A couple of days ago there was a news story on the housing bubble in China. The report spoke of Ghost Cities – row upon row of concrete towers that have mushroomed around the country in anticipation of an upwardly mobile population but with no living soul having yet taken up residence. Check out 24.864N, 102.7954E to explore one such city in the Yunnan province. It is interesting though that the orderly buildings in the picture on the right are surrounded on the North East and to the West by a disorderly array of shanty towns. Seems to be teeming with life all around. Just not in those multistory buildings in the middle. The ghosts are as manufactured as the landscape; apropos some related imagery.

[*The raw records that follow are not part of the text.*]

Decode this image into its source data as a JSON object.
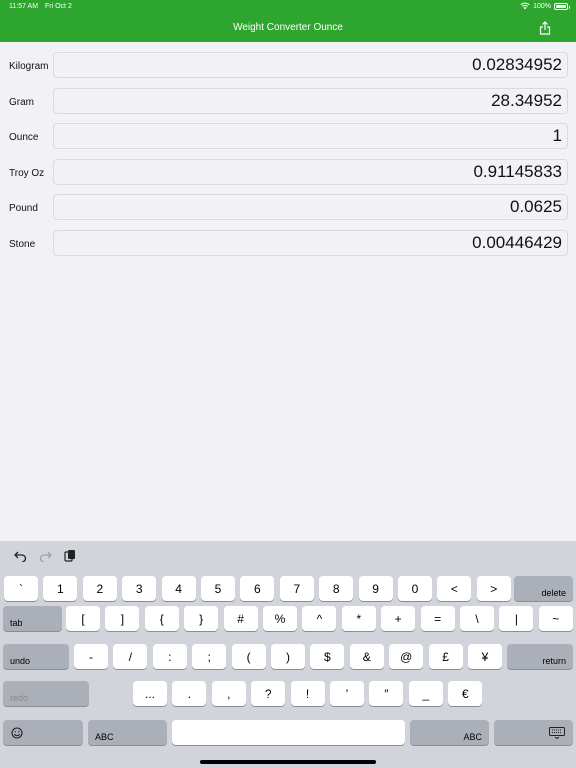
{
  "status": {
    "time": "11:57 AM",
    "date": "Fri Oct 2",
    "battery": "100%"
  },
  "nav": {
    "title": "Weight Converter Ounce"
  },
  "units": [
    {
      "label": "Kilogram",
      "value": "0.02834952"
    },
    {
      "label": "Gram",
      "value": "28.34952"
    },
    {
      "label": "Ounce",
      "value": "1"
    },
    {
      "label": "Troy Oz",
      "value": "0.91145833"
    },
    {
      "label": "Pound",
      "value": "0.0625"
    },
    {
      "label": "Stone",
      "value": "0.00446429"
    }
  ],
  "keyboard": {
    "row1": [
      "`",
      "1",
      "2",
      "3",
      "4",
      "5",
      "6",
      "7",
      "8",
      "9",
      "0",
      "<",
      ">"
    ],
    "delete": "delete",
    "tab": "tab",
    "row2": [
      "[",
      "]",
      "{",
      "}",
      "#",
      "%",
      "^",
      "*",
      "+",
      "=",
      "\\",
      "|",
      "~"
    ],
    "undo": "undo",
    "row3": [
      "-",
      "/",
      ":",
      ";",
      "(",
      ")",
      "$",
      "&",
      "@",
      "£",
      "¥"
    ],
    "return": "return",
    "redo": "redo",
    "row4": [
      "...",
      ".",
      ",",
      "?",
      "!",
      "’",
      "″",
      "_",
      "€"
    ],
    "abc_left": "ABC",
    "abc_right": "ABC"
  },
  "icons": {
    "share": "share-icon",
    "undo": "undo-arrow-icon",
    "redo": "redo-arrow-icon",
    "paste": "clipboard-icon",
    "emoji": "emoji-icon",
    "dismiss": "keyboard-dismiss-icon"
  },
  "colors": {
    "accent": "#2ea52e",
    "background": "#f2f2f6",
    "keyboard": "#d1d4da"
  }
}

This took me back to my research days when I was working in remote sensing satellite imagery. I came across the Large Area Crop Inventory Experiment (LACIE) that was done in the 70’s using satellite data gathered from the Landsat. After review of the data the researchers were able to conclude that the wheat yield from the Soviet Union was going to be 20% below the stated estimate from the official Soviet channel. Till date such estimates came about through surveys and were likely influenced by geopolitical factors (euphemism alert). The final yield report from the Soviet Union was only 1% off the forecast made by LACIE.
I use the two examples above to explain why Big Data is different from legacy data feeds. It is the difference between getting a data sample from a potentially biased source, versus getting all the raw data there is without any massaging or modulation.
On another note, LACIE was a Big Data initiative for reasons other than just data volume. The Landsat multispectral scanner was just 4 bands with resolution of 68m x 68m. The amount of data collected was less than the space on a DVD today. The Big-ness was in the breadth and the scope of the initiative. LACIE was not just a forecast on crop yields; it established a methodology to foretell famine risk well in advance of the harvest. The scope was truly epic, and I mean that both in the literal and in the colloquial sense of the word.